▸ Component data from apps and pages
=== Section Start ===

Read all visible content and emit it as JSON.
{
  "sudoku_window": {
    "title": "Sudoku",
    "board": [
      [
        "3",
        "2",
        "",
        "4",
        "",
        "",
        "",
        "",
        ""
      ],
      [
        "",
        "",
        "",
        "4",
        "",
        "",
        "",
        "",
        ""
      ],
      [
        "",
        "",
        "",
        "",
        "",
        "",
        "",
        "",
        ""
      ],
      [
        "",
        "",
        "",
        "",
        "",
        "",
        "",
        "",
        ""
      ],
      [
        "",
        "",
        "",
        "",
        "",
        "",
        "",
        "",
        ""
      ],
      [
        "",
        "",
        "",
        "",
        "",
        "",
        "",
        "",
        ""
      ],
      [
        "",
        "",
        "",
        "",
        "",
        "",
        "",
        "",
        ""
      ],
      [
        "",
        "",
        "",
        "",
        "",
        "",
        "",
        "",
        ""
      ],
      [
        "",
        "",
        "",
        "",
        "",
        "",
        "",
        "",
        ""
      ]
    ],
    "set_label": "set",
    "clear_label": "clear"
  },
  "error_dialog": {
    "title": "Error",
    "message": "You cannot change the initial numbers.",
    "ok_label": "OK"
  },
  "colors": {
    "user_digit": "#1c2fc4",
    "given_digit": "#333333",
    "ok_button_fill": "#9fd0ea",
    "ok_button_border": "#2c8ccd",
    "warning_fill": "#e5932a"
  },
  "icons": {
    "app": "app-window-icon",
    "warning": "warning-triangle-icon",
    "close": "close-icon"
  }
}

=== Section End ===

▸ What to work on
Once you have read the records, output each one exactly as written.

▸ Solution for this exercise
Read all visible content and emit it as JSON.
{
  "sudoku_window": {
    "title": "Sudoku",
    "board": [
      [
        "3",
        "2",
        "",
        "4",
        "",
        "",
        "",
        "",
        ""
      ],
      [
        "",
        "",
        "",
        "4",
        "",
        "",
        "",
        "",
        ""
      ],
      [
        "",
        "",
        "",
        "",
        "",
        "",
        "",
        "",
        ""
      ],
      [
        "",
        "",
        "",
        "",
        "",
        "",
        "",
        "",
        ""
      ],
      [
        "",
        "",
        "",
        "",
        "",
        "",
        "",
        "",
        ""
      ],
      [
        "",
        "",
        "",
        "",
        "",
        "",
        "",
        "",
        ""
      ],
      [
        "",
        "",
        "",
        "",
        "",
        "",
        "",
        "",
        ""
      ],
      [
        "",
        "",
        "",
        "",
        "",
        "",
        "",
        "",
        ""
      ],
      [
        "",
        "",
        "",
        "",
        "",
        "",
        "",
        "",
        ""
      ]
    ],
    "set_label": "set",
    "clear_label": "clear"
  },
  "error_dialog": {
    "title": "Error",
    "message": "You cannot change the initial numbers.",
    "ok_label": "OK"
  },
  "colors": {
    "user_digit": "#1c2fc4",
    "given_digit": "#333333",
    "ok_button_fill": "#9fd0ea",
    "ok_button_border": "#2c8ccd",
    "warning_fill": "#e5932a"
  },
  "icons": {
    "app": "app-window-icon",
    "warning": "warning-triangle-icon",
    "close": "close-icon"
  }
}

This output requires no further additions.